MATERIAL SHOWN START
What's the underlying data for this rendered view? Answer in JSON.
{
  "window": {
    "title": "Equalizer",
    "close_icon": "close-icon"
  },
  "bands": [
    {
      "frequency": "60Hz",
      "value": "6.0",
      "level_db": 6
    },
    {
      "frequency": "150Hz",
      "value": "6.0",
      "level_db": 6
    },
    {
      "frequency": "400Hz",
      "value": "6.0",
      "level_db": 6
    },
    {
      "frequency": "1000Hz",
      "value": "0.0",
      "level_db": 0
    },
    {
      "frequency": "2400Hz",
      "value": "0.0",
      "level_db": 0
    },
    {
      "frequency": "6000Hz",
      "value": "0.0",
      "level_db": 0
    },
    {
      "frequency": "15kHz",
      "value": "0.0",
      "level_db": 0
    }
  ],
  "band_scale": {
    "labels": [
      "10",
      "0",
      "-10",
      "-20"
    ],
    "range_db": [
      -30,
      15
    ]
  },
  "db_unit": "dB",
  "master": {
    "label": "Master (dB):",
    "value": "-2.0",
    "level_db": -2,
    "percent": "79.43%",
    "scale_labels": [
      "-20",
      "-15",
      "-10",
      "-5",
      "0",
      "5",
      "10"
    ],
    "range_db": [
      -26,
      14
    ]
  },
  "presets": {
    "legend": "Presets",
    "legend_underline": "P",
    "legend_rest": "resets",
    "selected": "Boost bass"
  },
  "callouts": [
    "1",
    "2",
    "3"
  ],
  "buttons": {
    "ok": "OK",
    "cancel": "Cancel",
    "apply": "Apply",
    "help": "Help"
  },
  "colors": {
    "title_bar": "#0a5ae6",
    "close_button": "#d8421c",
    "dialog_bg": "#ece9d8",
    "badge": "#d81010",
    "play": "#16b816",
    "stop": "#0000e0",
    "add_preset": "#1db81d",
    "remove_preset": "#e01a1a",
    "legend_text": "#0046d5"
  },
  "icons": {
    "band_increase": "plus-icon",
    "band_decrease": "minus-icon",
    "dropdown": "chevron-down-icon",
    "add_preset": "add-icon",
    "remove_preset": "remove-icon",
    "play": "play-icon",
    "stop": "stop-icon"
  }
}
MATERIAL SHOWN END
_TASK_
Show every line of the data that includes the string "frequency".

_YOUR RESPONSE_
      "frequency": "60Hz",
      "frequency": "150Hz",
      "frequency": "400Hz",
      "frequency": "1000Hz",
      "frequency": "2400Hz",
      "frequency": "6000Hz",
      "frequency": "15kHz",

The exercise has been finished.